Years ago I heard a story about my grandfather, Henry Dieffenbach, and how he handled a dispute between my aunts, Helen and Eleanor.
Helen and Eleanor were teenagers at the time and they were fighting over whose turn it was to do the dishes. Again.
My grandfather, who was a piano player for silent movies in New York City in the 1920s, was on his way out to work for the evening show. He had heard them fight before, many times. This would, in fact, be the framework of their relationship for their whole lives.
Henry listened to Helen and Eleanor bickering. Then he made a decision. He reached over, lifted the dishes out of the sink, walked to the basement doorway and threw the dishes down the stairs.
“Now no one has to do the dishes,” he said. That got their attention. And then he went to work.
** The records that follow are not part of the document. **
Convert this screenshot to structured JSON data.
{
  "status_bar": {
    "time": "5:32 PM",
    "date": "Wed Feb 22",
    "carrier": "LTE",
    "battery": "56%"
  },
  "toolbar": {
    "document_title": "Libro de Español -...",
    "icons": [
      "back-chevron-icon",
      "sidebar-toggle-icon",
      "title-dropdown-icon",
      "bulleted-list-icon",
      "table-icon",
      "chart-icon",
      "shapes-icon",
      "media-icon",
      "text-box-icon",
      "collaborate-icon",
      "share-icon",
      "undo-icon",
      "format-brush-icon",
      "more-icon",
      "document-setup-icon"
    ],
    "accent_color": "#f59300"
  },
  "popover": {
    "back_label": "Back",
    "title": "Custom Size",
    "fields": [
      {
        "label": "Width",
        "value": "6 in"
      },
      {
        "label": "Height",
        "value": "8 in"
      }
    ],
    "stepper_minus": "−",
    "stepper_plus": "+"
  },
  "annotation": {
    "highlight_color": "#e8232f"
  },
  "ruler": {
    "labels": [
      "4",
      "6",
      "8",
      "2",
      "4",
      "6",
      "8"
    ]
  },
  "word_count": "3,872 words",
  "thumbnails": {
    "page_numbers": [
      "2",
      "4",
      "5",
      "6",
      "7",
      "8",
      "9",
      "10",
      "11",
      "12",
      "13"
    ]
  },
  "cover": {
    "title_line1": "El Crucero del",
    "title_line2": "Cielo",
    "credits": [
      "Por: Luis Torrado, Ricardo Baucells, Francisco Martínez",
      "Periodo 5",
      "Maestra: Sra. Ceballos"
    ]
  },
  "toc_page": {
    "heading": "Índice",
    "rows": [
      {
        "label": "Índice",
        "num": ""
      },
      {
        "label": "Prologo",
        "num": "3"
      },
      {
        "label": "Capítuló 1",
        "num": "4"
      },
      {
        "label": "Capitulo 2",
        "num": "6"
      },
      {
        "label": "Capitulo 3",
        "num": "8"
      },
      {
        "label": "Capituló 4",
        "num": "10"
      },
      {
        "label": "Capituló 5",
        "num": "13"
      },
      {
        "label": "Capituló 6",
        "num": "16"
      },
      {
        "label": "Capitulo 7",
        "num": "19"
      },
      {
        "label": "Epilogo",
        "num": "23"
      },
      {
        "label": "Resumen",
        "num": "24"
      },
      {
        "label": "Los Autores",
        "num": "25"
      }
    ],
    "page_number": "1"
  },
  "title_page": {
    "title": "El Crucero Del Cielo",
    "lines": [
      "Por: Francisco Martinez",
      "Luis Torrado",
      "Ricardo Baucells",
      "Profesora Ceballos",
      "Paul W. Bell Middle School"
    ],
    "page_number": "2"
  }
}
Tuesday night I watched the election results with surprise, like most everyone else. We had been told by the experts what we should expect and the outcome was exactly the opposite. What happened?
Half the country threw the dishes down the stairs.
The easy answer is for one side to say the other side doesn’t know what they voted for. They got conned. But tens of millions of intelligent, well-informed people voted Tuesday and half of those well-informed people had something to say: No one is listening to our concerns. No one is addressing our problems. We want to be heard.
So rather than one side dismissing the outcome as the result of a bunch of ignorant "deplorables" surging on our electoral process, maybe we should acknowledge: Something is wrong.
I’ve been a part of and settled many disputes in my career and what always fascinates me is how blind one party can be to its own faults while blaming the other side. That drives the other party crazy. People usually behave in a rational fashion to fulfill their own self-interests. In the case of the election, no one voted to make America worse. They voted to make America better… for themselves. What we now have is the result of 59 million people saying, “No one is paying attention to me, so I am voting for change.”
Set aside the news highlights of the bad behavior, comments and t-shirts from some of the rallies. Those highlights don't tell everyone's story. And don’t ascribe all voters’ decisions to the worst things a candidate said. Interviews I watched with voters Wednesday showed normal, caring, middle-class and working-class people who said, “We’re tired of struggling for decent jobs, paying high taxes and not being able to afford a better life for our children.” One 65-year-old former factory worker said, “I didn’t like the choice I had to make, but I wanted to send a message.” He was not alone in his sentiments, and that message came crashing down on us all on Tuesday. Now it’s up to all of us to get to work and answer that request for help.